Players face off in six-on-six combat. Each character has an energy meter that has four tiers of actions. When the first tier fills up, you can move your character on the square-based grid. The second tier allows you to perform a basic attack, while the top two tiers allow you to perform more powerful, specialized abilities. The first person to score ten knockdowns wins.
When you first start playing, you have six basic characters: two Vagabonds, two Squires and two Apprentices. The character art reminds me of Bastian, without the abundance of vibrant colors. In your first matches, the action seems to be fast paced. Most of the time, you’re just waiting for the first and second tiers of your energy meter to fill up so that you can move your character and perform basic attacks. The Apprentice serves as your healer. Players can move her to specialized squares that allow her energy meter to fill up faster. Then, they can use her third-tier, healing spell. The action appears to be fast because you always feel like you’re tapping a different character to attack, move, heal or throw a projectile.
However, once you and the opponents you meet start to perform upgrades or purchase new characters, the action starts to slow down. Why perform a basic attack, when you can wait for your Acolyte’s energy meter to fill up and unleash a powerful tier-four fireball? All of a sudden, that pseudo-frenetic action you experienced when you first started playing feels a lot more turn-based. That’s not to say that the fun isn’t there, but it starts to make you wonder if this game is unique at all in the MOBA space (multiplayer online battle arena). You’re simply hopping from square to square, waiting for a chance to actually do something and cursing that energy meter for being so real-time slow.

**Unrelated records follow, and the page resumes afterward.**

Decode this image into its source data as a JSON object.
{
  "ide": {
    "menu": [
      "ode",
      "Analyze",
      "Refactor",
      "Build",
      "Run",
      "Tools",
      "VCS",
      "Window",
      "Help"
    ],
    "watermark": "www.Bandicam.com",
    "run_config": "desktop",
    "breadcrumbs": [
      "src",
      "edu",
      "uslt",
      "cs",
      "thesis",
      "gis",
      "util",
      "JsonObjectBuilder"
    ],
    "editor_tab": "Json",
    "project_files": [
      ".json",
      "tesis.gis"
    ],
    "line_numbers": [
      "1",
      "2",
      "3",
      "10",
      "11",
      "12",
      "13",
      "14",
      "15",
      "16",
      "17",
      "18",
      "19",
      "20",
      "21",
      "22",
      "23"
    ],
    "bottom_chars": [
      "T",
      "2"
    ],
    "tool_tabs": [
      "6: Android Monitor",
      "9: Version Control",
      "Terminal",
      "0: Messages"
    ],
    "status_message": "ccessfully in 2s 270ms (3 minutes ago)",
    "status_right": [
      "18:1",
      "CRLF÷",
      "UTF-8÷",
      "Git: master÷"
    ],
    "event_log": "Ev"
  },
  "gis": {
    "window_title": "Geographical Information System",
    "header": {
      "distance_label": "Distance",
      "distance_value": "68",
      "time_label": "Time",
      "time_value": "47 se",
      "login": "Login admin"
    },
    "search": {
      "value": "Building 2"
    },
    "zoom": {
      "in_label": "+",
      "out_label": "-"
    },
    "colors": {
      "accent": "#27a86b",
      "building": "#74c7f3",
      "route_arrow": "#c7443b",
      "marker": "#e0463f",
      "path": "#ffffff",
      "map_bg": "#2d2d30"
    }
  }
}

Players can upgrade their characters or purchase them outright with blue diamonds, called Battle Points, or red flames, called Quark points. Battle Points can be earned in single-player battles, which require you to be connected to the Internet, or through PvP games. The great thing about Battle Points is that even if you lose in a PvP game, you can still earn a few blue diamonds. If you’re constantly losing in PvP matches because your opponent has all the powered-up characters, then you’ll probably need to play at least thirty to forty PvP matches in order to unlock better characters or stick it out in single player. Quark Points, of course, are for those “beloved” IAPs.
By the way, upgrades are more like a Pokemon evolution than a character upgrade. You’re not really boosting stats, but choosing which path your character will evolve into. You can pay for your Squire to become a Knight or a heavy-duty Axeman, while your Apprentice can opt to be a fireball-throwing Acolyte or a healing Cleric. Once you make your decision, that’s the end of your “upgrade.”
Most of the maps in the PvP boards look like carbon copies of each other. You’ve got lots of brown and green tiles to stand on. I kind of wanted to see more colors and environments. After all, this is a fantasy-based game. There are supernatural characters, like Ghouls and Corruptors, but no great supernatural boards. The major difference between boards is where the energy tile is placed, as well as the elevation of certain tiles. There’s some strategy to be found in having Archers commandeer the high ground. Also a few characters can modify tiles with land traps.
The PvP competition in Champs: Battlegrounds remains fierce and it’s always exciting to finally unleash those fourth-tier attacks. I always found myself vying to lock-in the premium tiles. When I lost, I could quickly ask for a rematch and most users were up for the challenge. However, I wish the game gave me the ability to hot-swap in my reserve troops. When a character gets knocked down, that character is automatically respawned to the back of the board. It would be great if I could choose one of my other characters and switch up my strategy on the fly.